Great Green Wall: how to save Africa from desertification

The Great Green Wall is a long corridor of forests, 15 kilometers wide and about 8,000 kilometers long, that connects Africa from West to East: it is one of the solutions put in place by the African continent to combat the desertification

Great Green Wall of Africa: what is it?

The Great Green Wall of the Sahara and the Sahel Initiative (in French: Grande Muraille Verte pour le Sahara et le Sahel; in English: The Great Green Wall of the Sahara and the Sahel Initiative, GGWSSI in acronym) is an African initiative set up to combat the effects of global climate change and desertification. Led by the African Union, the initiative aims to improve the quality of life of millions of people through the planting of different tree species which, by forming a true green belt between North Africa, the Sahel and the Horn of Africa, will be able to stop desertification, create a native habitat for fauna and offer shelter, food and water resources for rural communities.

It was the biologist Richard St. Barbe Baker, in 1952, during an expedition in the Sahara, the first to propose a “green barrier” to oppose the advance of the desert: his idea to contain the desert was to create a long belt of trees 50 km wide.
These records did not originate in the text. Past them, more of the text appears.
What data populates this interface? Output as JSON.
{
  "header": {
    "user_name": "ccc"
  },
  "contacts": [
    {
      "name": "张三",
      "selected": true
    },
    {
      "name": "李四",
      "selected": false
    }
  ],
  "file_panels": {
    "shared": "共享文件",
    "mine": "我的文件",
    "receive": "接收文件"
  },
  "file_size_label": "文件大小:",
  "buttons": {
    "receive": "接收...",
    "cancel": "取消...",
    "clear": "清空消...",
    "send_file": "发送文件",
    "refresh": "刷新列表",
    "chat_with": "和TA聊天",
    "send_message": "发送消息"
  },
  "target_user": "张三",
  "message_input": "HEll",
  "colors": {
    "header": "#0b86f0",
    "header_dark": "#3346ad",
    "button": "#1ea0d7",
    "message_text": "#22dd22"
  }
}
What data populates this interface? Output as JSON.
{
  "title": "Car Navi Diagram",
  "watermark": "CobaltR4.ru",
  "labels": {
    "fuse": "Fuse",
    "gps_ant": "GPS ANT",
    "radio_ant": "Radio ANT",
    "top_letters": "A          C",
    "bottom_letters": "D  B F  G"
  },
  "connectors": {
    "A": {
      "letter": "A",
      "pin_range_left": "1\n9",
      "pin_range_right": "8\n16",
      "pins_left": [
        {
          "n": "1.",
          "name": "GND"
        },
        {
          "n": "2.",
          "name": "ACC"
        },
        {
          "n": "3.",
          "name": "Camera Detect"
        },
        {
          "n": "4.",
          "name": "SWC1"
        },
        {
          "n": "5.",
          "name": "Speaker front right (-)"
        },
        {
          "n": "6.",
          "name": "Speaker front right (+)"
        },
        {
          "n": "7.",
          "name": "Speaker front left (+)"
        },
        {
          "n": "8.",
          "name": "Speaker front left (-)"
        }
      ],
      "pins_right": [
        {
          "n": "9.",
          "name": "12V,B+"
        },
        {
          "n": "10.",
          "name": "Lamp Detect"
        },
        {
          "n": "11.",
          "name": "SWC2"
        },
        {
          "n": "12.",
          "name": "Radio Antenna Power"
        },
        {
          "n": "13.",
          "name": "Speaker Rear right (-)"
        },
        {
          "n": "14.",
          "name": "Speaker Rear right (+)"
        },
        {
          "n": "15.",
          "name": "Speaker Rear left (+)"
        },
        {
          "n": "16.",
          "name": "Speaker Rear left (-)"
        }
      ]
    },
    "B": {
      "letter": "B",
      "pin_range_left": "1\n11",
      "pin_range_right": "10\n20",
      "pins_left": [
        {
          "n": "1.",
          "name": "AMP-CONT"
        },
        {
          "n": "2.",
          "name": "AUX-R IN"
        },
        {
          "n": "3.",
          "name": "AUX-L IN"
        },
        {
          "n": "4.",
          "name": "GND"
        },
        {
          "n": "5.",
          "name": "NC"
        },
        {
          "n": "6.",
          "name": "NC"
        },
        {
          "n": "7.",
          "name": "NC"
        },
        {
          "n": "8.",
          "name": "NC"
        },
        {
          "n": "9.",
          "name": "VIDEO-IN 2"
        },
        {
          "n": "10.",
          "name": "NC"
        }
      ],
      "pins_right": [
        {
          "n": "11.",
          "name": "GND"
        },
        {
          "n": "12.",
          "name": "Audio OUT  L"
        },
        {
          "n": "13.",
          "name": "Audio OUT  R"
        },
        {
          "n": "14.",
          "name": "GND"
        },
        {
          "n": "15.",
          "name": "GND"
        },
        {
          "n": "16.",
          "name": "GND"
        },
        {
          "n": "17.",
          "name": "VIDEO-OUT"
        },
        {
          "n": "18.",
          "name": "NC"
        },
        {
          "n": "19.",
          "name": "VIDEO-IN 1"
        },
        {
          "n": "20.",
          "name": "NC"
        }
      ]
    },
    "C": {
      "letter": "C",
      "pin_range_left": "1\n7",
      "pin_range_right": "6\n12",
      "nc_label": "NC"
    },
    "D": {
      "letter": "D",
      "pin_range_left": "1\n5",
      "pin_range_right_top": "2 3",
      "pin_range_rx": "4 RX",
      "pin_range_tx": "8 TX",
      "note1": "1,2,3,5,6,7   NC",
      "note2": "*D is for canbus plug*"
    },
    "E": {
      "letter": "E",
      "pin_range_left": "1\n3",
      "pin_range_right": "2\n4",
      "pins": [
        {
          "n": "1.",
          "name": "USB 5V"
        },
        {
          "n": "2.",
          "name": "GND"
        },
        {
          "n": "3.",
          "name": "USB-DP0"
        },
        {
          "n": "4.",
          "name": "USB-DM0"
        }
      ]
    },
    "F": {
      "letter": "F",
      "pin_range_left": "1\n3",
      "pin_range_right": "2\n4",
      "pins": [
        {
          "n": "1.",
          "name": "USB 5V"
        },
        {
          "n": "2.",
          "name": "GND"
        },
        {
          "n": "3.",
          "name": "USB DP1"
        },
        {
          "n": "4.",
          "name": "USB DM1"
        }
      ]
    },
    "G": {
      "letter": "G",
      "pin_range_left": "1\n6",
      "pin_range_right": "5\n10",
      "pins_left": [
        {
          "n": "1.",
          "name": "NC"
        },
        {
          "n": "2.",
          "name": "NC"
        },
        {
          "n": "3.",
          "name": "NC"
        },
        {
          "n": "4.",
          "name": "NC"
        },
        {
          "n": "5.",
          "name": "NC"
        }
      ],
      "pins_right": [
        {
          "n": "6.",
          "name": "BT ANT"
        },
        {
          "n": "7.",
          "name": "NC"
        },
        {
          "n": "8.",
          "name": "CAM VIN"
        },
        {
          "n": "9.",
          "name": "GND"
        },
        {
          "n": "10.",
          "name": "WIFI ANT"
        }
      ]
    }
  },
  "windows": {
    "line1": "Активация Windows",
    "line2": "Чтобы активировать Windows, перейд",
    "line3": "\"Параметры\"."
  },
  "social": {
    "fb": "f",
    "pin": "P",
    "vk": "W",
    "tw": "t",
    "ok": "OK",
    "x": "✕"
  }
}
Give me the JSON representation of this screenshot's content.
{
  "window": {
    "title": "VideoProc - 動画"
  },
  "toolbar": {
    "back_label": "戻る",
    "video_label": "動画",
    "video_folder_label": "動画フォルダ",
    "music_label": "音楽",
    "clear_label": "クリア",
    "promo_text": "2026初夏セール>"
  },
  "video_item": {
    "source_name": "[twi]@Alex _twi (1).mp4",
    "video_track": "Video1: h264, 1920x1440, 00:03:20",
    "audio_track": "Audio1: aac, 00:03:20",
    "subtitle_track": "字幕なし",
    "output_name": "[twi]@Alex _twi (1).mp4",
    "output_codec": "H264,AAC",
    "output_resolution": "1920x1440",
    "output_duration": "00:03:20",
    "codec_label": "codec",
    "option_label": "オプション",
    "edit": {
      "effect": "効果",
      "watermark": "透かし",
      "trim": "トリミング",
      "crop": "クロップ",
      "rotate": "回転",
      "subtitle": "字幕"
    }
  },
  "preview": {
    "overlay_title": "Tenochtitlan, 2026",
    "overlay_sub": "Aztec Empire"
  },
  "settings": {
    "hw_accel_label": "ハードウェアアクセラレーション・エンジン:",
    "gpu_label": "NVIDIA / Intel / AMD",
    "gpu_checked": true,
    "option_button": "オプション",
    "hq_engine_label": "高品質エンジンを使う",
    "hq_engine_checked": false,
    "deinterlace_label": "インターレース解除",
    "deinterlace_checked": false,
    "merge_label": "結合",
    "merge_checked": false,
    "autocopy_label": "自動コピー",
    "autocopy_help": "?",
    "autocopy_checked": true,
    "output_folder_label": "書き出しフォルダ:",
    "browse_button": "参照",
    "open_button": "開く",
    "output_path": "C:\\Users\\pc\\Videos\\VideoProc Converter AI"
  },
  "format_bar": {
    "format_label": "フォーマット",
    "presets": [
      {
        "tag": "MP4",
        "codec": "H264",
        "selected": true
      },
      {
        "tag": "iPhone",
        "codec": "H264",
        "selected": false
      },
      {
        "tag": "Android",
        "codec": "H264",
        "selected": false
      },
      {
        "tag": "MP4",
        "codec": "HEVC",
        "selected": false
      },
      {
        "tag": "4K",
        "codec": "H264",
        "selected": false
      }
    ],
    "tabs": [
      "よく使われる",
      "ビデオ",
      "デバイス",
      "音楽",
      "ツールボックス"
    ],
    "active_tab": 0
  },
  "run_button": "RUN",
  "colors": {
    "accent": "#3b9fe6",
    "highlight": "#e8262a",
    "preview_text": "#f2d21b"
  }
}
It was approved by the Conference of Heads of State and Government of the Community of Sahel and Sahara States during their seventh regular session held in Ouagadougou, Burkina Faso in June 2005.

During our last mission in Burkina Faso, we visited the Ouaga Park: together with Manitese and Acra, two Italian NGOs, we are collaborating on a reforestation project, a real food forest of about 1 hectare that is part of the Ouaga Green Belt, a sort of large green ring that is being created in Ouagadogou, the capital of Burkina.